◆ Exercise: Pull every line holding the word "marker" out of the data and copy it.
Segment Start: Data provided
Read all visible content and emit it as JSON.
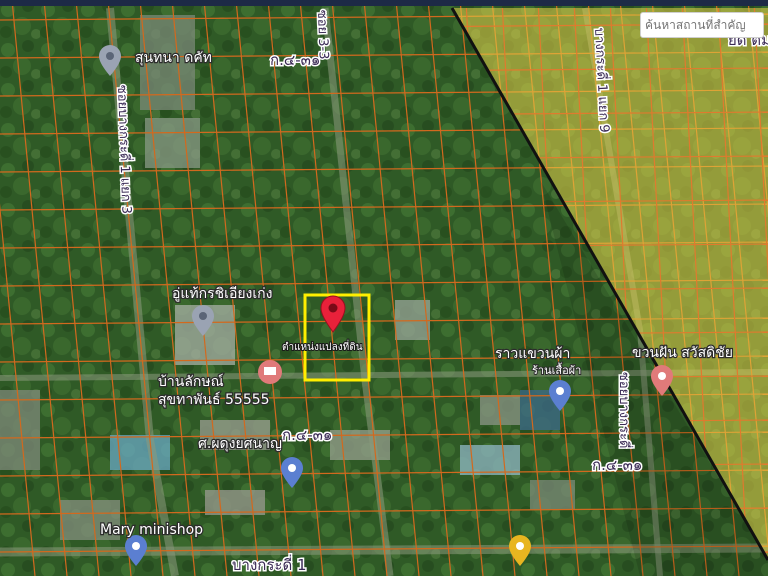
{
  "search": {
    "placeholder": "ค้นหาสถานที่สำคัญ"
  },
  "parcel": {
    "label": "ตำแหน่งแปลงที่ดิน"
  },
  "roads": {
    "ko31_top": "ก.๔-๓๑",
    "ko31_mid": "ก.๔-๓๑",
    "ko31_right": "ก.๔-๓๑",
    "bangkradi1": "บางกระดี่ 1",
    "soi_left": "ซอยบางกระดี่ 1 แยก 3",
    "soi_right_v": "ซอยบางกระดี่ 1 แยก 9",
    "soi_top_v": "ซอย 3-3",
    "soi_right_top": "บางกระดี่ 1 แยก 9",
    "soi_bottom_v": "ซอยบางกระดี่"
  },
  "places": {
    "sumthana": "สุนทนา ดคัท",
    "uthai": "อู่แท้กรชิเอียงเก่ง",
    "ban_lak": "บ้านลักษณ์",
    "suk_thaphan": "สุขทาพันธ์ 55555",
    "sor_phadung": "ศ.ผดุงยศนาญ",
    "mary": "Mary minishop",
    "rao_khaeng": "ราวแขวนผ้า",
    "raan_sue": "ร้านเสื้อผ้า",
    "khuan_fan": "ขวนฝัน สวัสดิชัย",
    "top_right": "ยด ตม"
  },
  "colors": {
    "overlay": "#e8d44a",
    "parcel_lines": "#d2691e",
    "parcel_highlight": "#ffee00",
    "pin": "#e8213a"
  },
  "icons": {
    "location_pin": "map-pin-icon",
    "poi_blue": "poi-marker-icon",
    "poi_orange": "poi-marker-icon"
  }
}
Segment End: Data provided
◆ Result for this exercise:
    "poi_blue": "poi-marker-icon",
    "poi_orange": "poi-marker-icon"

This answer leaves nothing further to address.